» **TRY IT**
Would you please copy all of the data exactly, skipping the images?

[Page and application data records]
◇ ◇ ◇ ◇ ◇ ◇ ◇
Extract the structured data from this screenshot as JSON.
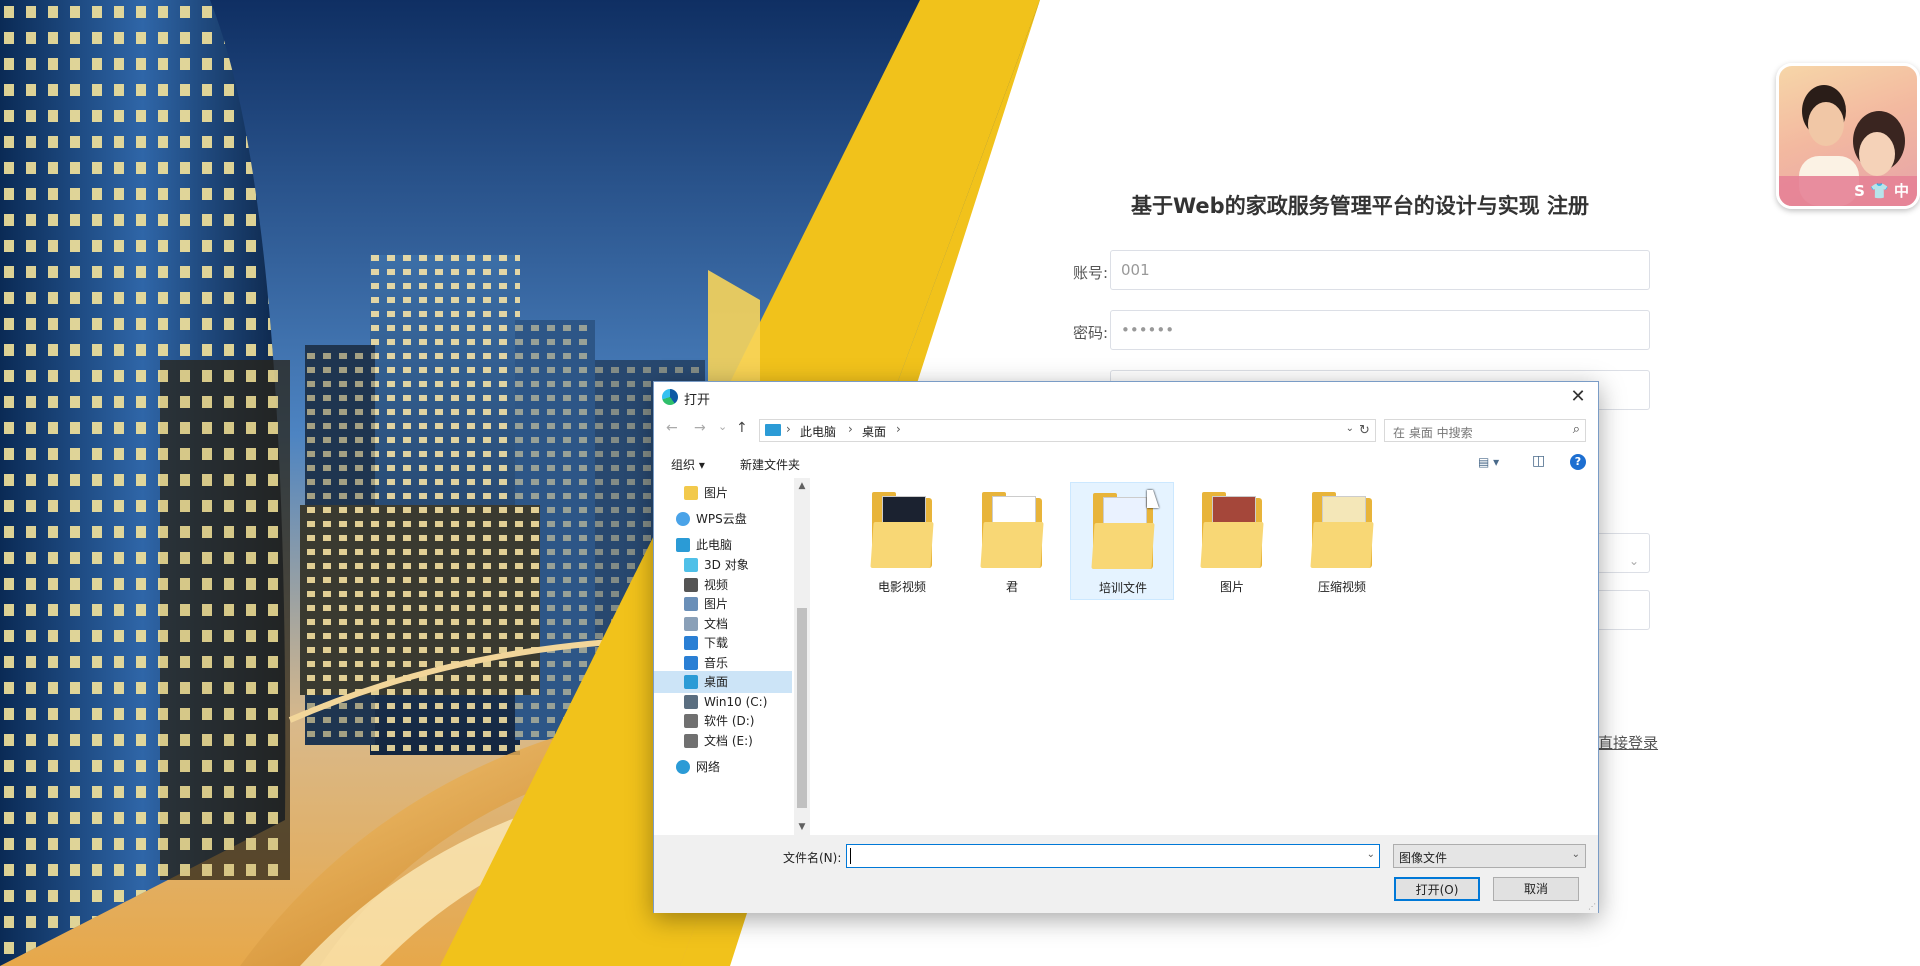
{
  "register": {
    "title": "基于Web的家政服务管理平台的设计与实现 注册",
    "account_label": "账号:",
    "account_value": "001",
    "password_label": "密码:",
    "password_value": "••••••",
    "login_link": "直接登录"
  },
  "avatar": {
    "bar_text": "S 👕 中"
  },
  "dialog": {
    "title": "打开",
    "close": "✕",
    "nav": {
      "back": "←",
      "forward": "→",
      "recent": "⌄",
      "up": "↑"
    },
    "breadcrumb": [
      "此电脑",
      "桌面"
    ],
    "separator": "›",
    "address_dropdown": "⌄",
    "refresh": "↻",
    "search_placeholder": "在 桌面 中搜索",
    "search_icon": "⌕",
    "toolbar": {
      "organize": "组织 ▾",
      "new_folder": "新建文件夹",
      "view_icon": "▤ ▾",
      "preview_icon": "◫",
      "help": "?"
    },
    "nav_pane": [
      {
        "label": "图片",
        "icon": "folder-icon",
        "color": "#f2c94c",
        "indent": 1
      },
      {
        "label": "WPS云盘",
        "icon": "cloud-icon",
        "color": "#4aa3e8",
        "indent": 0
      },
      {
        "label": "此电脑",
        "icon": "computer-icon",
        "color": "#2b9bd6",
        "indent": 0
      },
      {
        "label": "3D 对象",
        "icon": "cube-icon",
        "color": "#4fc0e8",
        "indent": 1
      },
      {
        "label": "视频",
        "icon": "video-icon",
        "color": "#555555",
        "indent": 1
      },
      {
        "label": "图片",
        "icon": "picture-icon",
        "color": "#6a8fb8",
        "indent": 1
      },
      {
        "label": "文档",
        "icon": "document-icon",
        "color": "#8aa0b8",
        "indent": 1
      },
      {
        "label": "下载",
        "icon": "download-icon",
        "color": "#2a7fd4",
        "indent": 1
      },
      {
        "label": "音乐",
        "icon": "music-icon",
        "color": "#2a7fd4",
        "indent": 1
      },
      {
        "label": "桌面",
        "icon": "desktop-icon",
        "color": "#2b9bd6",
        "indent": 1,
        "active": true
      },
      {
        "label": "Win10 (C:)",
        "icon": "drive-c-icon",
        "color": "#5a6e80",
        "indent": 1
      },
      {
        "label": "软件 (D:)",
        "icon": "drive-icon",
        "color": "#707070",
        "indent": 1
      },
      {
        "label": "文档 (E:)",
        "icon": "drive-icon",
        "color": "#707070",
        "indent": 1
      },
      {
        "label": "网络",
        "icon": "network-icon",
        "color": "#2b9bd6",
        "indent": 0
      }
    ],
    "scroll_up": "▲",
    "scroll_down": "▼",
    "files": [
      {
        "name": "电影视频",
        "paper": "#1b2230"
      },
      {
        "name": "君",
        "paper": "#ffffff"
      },
      {
        "name": "培训文件",
        "paper": "#eaf2ff",
        "selected": true
      },
      {
        "name": "图片",
        "paper": "#a5473a"
      },
      {
        "name": "压缩视频",
        "paper": "#f4e7b8"
      }
    ],
    "filename_label": "文件名(N):",
    "filename_value": "",
    "filename_dropdown": "⌄",
    "filetype": "图像文件",
    "filetype_dropdown": "⌄",
    "open_button": "打开(O)",
    "cancel_button": "取消",
    "grip": "⋰"
  }
}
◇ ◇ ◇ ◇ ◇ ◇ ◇
» **RESPONSE TO THIS TASK**
Extract the structured data from this screenshot as JSON.
{
  "register": {
    "title": "基于Web的家政服务管理平台的设计与实现 注册",
    "account_label": "账号:",
    "account_value": "001",
    "password_label": "密码:",
    "password_value": "••••••",
    "login_link": "直接登录"
  },
  "avatar": {
    "bar_text": "S 👕 中"
  },
  "dialog": {
    "title": "打开",
    "close": "✕",
    "nav": {
      "back": "←",
      "forward": "→",
      "recent": "⌄",
      "up": "↑"
    },
    "breadcrumb": [
      "此电脑",
      "桌面"
    ],
    "separator": "›",
    "address_dropdown": "⌄",
    "refresh": "↻",
    "search_placeholder": "在 桌面 中搜索",
    "search_icon": "⌕",
    "toolbar": {
      "organize": "组织 ▾",
      "new_folder": "新建文件夹",
      "view_icon": "▤ ▾",
      "preview_icon": "◫",
      "help": "?"
    },
    "nav_pane": [
      {
        "label": "图片",
        "icon": "folder-icon",
        "color": "#f2c94c",
        "indent": 1
      },
      {
        "label": "WPS云盘",
        "icon": "cloud-icon",
        "color": "#4aa3e8",
        "indent": 0
      },
      {
        "label": "此电脑",
        "icon": "computer-icon",
        "color": "#2b9bd6",
        "indent": 0
      },
      {
        "label": "3D 对象",
        "icon": "cube-icon",
        "color": "#4fc0e8",
        "indent": 1
      },
      {
        "label": "视频",
        "icon": "video-icon",
        "color": "#555555",
        "indent": 1
      },
      {
        "label": "图片",
        "icon": "picture-icon",
        "color": "#6a8fb8",
        "indent": 1
      },
      {
        "label": "文档",
        "icon": "document-icon",
        "color": "#8aa0b8",
        "indent": 1
      },
      {
        "label": "下载",
        "icon": "download-icon",
        "color": "#2a7fd4",
        "indent": 1
      },
      {
        "label": "音乐",
        "icon": "music-icon",
        "color": "#2a7fd4",
        "indent": 1
      },
      {
        "label": "桌面",
        "icon": "desktop-icon",
        "color": "#2b9bd6",
        "indent": 1,
        "active": true
      },
      {
        "label": "Win10 (C:)",
        "icon": "drive-c-icon",
        "color": "#5a6e80",
        "indent": 1
      },
      {
        "label": "软件 (D:)",
        "icon": "drive-icon",
        "color": "#707070",
        "indent": 1
      },
      {
        "label": "文档 (E:)",
        "icon": "drive-icon",
        "color": "#707070",
        "indent": 1
      },
      {
        "label": "网络",
        "icon": "network-icon",
        "color": "#2b9bd6",
        "indent": 0
      }
    ],
    "scroll_up": "▲",
    "scroll_down": "▼",
    "files": [
      {
        "name": "电影视频",
        "paper": "#1b2230"
      },
      {
        "name": "君",
        "paper": "#ffffff"
      },
      {
        "name": "培训文件",
        "paper": "#eaf2ff",
        "selected": true
      },
      {
        "name": "图片",
        "paper": "#a5473a"
      },
      {
        "name": "压缩视频",
        "paper": "#f4e7b8"
      }
    ],
    "filename_label": "文件名(N):",
    "filename_value": "",
    "filename_dropdown": "⌄",
    "filetype": "图像文件",
    "filetype_dropdown": "⌄",
    "open_button": "打开(O)",
    "cancel_button": "取消",
    "grip": "⋰"
  }
}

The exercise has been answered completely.